  • Between 2015 to 2022, City Planning’s Housing Progress Dashboard reports that LA approved 27,397 affordable units. How many of these units were actually built and rented to verified low-income tenants remains a mystery.  What we do know, however, is that in October 2022, the Los Angeles Housing Authority opened up the window for 30,000 Section 8 low-income housing vouchers.  They received 223,375 applications, which meant only 13 percent of applicants received a voucher.  In the past, about half of those obtaining a Section 8 voucher found a landlord who would rent to them.  Needless to say, the gap between those who need low-priced housing and those who don’t find it is staggering, at least a half-million people. 

What can be done?  Your advocacy for the following could make a difference: 

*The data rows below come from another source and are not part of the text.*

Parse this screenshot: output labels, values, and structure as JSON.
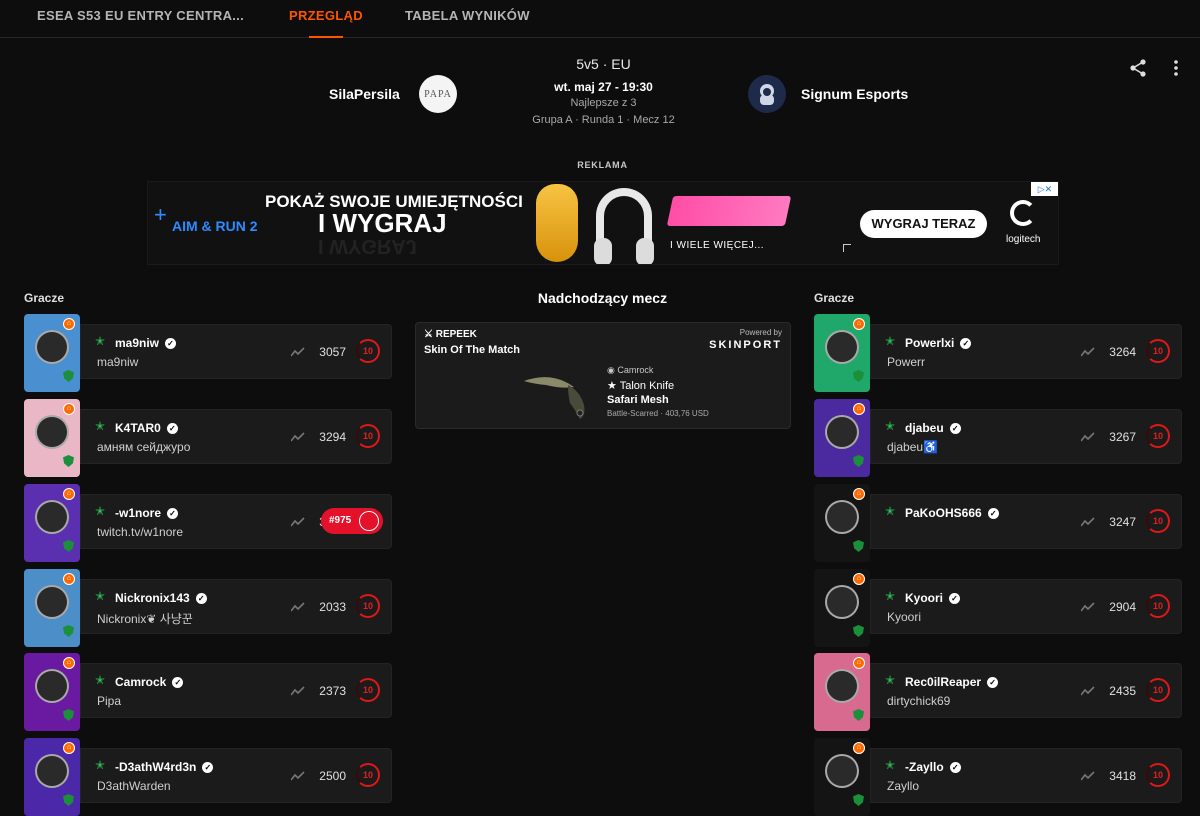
{
  "nav": {
    "tabs": [
      {
        "label": "ESEA S53 EU ENTRY CENTRA..."
      },
      {
        "label": "PRZEGLĄD"
      },
      {
        "label": "TABELA WYNIKÓW"
      }
    ],
    "active_color": "#ff5500"
  },
  "match": {
    "format": "5v5 · EU",
    "date": "wt. maj 27 - 19:30",
    "best_of": "Najlepsze z 3",
    "round_info": "Grupa A · Runda 1 · Mecz 12",
    "team_left": "SilaPersila",
    "team_right": "Signum Esports",
    "team_left_logo_text": "PAPA"
  },
  "ad": {
    "label": "REKLAMA",
    "aim_text": "AIM & RUN 2",
    "headline1": "POKAŻ SWOJE UMIEJĘTNOŚCI",
    "headline2": "I WYGRAJ",
    "more": "I WIELE WIĘCEJ...",
    "cta": "WYGRAJ TERAZ",
    "brand": "logitech"
  },
  "sections": {
    "left_title": "Gracze",
    "right_title": "Gracze",
    "middle_title": "Nadchodzący mecz"
  },
  "skin": {
    "logo_text": "REPEEK",
    "title": "Skin Of The Match",
    "powered": "Powered by",
    "brand": "SKINPORT",
    "owner": "Camrock",
    "type": "★ Talon Knife",
    "name": "Safari Mesh",
    "wear": "Battle-Scarred · 403,76 USD"
  },
  "players_left": [
    {
      "name": "ma9niw",
      "sub": "ma9niw",
      "elo": "3057",
      "level": "10",
      "bg": "#4a8fd0"
    },
    {
      "name": "K4TAR0",
      "sub": "амням сейджуро",
      "elo": "3294",
      "level": "10",
      "bg": "#e9b7c6"
    },
    {
      "name": "-w1nore",
      "sub": "twitch.tv/w1nore",
      "elo": "3569",
      "level": "#975",
      "bg": "#5a2fb0"
    },
    {
      "name": "Nickronix143",
      "sub": "Nickronix❦ 사냥꾼",
      "elo": "2033",
      "level": "10",
      "bg": "#4c8ec8"
    },
    {
      "name": "Camrock",
      "sub": "Pipa",
      "elo": "2373",
      "level": "10",
      "bg": "#6a1aa0"
    },
    {
      "name": "-D3athW4rd3n",
      "sub": "D3athWarden",
      "elo": "2500",
      "level": "10",
      "bg": "#4a28a8"
    }
  ],
  "players_right": [
    {
      "name": "Powerlxi",
      "sub": "Powerr",
      "elo": "3264",
      "level": "10",
      "bg": "#1fa86a"
    },
    {
      "name": "djabeu",
      "sub": "djabeu♿",
      "elo": "3267",
      "level": "10",
      "bg": "#4b2aa0"
    },
    {
      "name": "PaKoOHS666",
      "sub": "",
      "elo": "3247",
      "level": "10",
      "bg": "#141414"
    },
    {
      "name": "Kyoori",
      "sub": "Kyoori",
      "elo": "2904",
      "level": "10",
      "bg": "#141414"
    },
    {
      "name": "Rec0ilReaper",
      "sub": "dirtychick69",
      "elo": "2435",
      "level": "10",
      "bg": "#d86a90"
    },
    {
      "name": "-Zayllo",
      "sub": "Zayllo",
      "elo": "3418",
      "level": "10",
      "bg": "#141414"
    }
  ]
}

  • Expanding Federal Section 8 vouchers.
  • Strengthening legislation to bar landlords from rejecting Section 8 applicants.
  • Throttling down the speculative purchase of houses, condos, and apartment buildings since it drives up the cost of housing.
  • Increasing wage levels so more families can afford to rent an apartment or buy a house.
  • Restoring HUD and CRA public housing programs.
  • Reducing evictions of existing low-income tenants.
  • Extending LA’s eviction moratorium past January 31, 2023. 

 

(Dick Platkin is a retired Los Angeles city planner who reports on local planning issues for CityWatchLA.  He serves on the board of United Neighborhoods for Los Angeles (UN4LA).  Previous Planning Watch columns are available at the CityWatchLA archives.  Please send questions and corrections to [email protected].)